◆ TO DO
Your task is to copy every line of this material exactly.

◆ DATA UNDER STUDY
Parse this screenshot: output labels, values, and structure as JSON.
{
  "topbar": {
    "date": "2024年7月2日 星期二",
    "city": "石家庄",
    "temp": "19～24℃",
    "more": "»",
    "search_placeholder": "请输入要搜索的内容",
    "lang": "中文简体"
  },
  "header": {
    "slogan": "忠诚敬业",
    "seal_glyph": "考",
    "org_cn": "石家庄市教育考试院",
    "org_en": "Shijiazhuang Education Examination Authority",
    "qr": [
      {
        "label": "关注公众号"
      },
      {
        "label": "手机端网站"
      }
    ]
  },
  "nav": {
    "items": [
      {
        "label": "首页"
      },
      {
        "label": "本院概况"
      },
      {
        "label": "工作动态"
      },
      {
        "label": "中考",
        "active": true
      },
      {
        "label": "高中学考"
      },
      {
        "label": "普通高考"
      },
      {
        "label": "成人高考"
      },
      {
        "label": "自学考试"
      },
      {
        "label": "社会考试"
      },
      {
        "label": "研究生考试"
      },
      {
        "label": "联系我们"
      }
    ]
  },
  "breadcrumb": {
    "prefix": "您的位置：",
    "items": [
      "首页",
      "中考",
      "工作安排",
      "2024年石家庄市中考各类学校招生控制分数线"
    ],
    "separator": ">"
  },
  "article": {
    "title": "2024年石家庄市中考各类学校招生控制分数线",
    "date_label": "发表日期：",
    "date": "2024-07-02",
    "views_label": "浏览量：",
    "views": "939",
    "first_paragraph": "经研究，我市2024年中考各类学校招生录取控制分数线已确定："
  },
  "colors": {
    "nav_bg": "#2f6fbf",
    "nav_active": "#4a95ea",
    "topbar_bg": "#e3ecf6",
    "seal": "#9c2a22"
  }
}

◆ FINAL ANSWER
Parse this screenshot: output labels, values, and structure as JSON.
{
  "topbar": {
    "date": "2024年7月2日 星期二",
    "city": "石家庄",
    "temp": "19～24℃",
    "more": "»",
    "search_placeholder": "请输入要搜索的内容",
    "lang": "中文简体"
  },
  "header": {
    "slogan": "忠诚敬业",
    "seal_glyph": "考",
    "org_cn": "石家庄市教育考试院",
    "org_en": "Shijiazhuang Education Examination Authority",
    "qr": [
      {
        "label": "关注公众号"
      },
      {
        "label": "手机端网站"
      }
    ]
  },
  "nav": {
    "items": [
      {
        "label": "首页"
      },
      {
        "label": "本院概况"
      },
      {
        "label": "工作动态"
      },
      {
        "label": "中考",
        "active": true
      },
      {
        "label": "高中学考"
      },
      {
        "label": "普通高考"
      },
      {
        "label": "成人高考"
      },
      {
        "label": "自学考试"
      },
      {
        "label": "社会考试"
      },
      {
        "label": "研究生考试"
      },
      {
        "label": "联系我们"
      }
    ]
  },
  "breadcrumb": {
    "prefix": "您的位置：",
    "items": [
      "首页",
      "中考",
      "工作安排",
      "2024年石家庄市中考各类学校招生控制分数线"
    ],
    "separator": ">"
  },
  "article": {
    "title": "2024年石家庄市中考各类学校招生控制分数线",
    "date_label": "发表日期：",
    "date": "2024-07-02",
    "views_label": "浏览量：",
    "views": "939",
    "first_paragraph": "经研究，我市2024年中考各类学校招生录取控制分数线已确定："
  },
  "colors": {
    "nav_bg": "#2f6fbf",
    "nav_active": "#4a95ea",
    "topbar_bg": "#e3ecf6",
    "seal": "#9c2a22"
  }
}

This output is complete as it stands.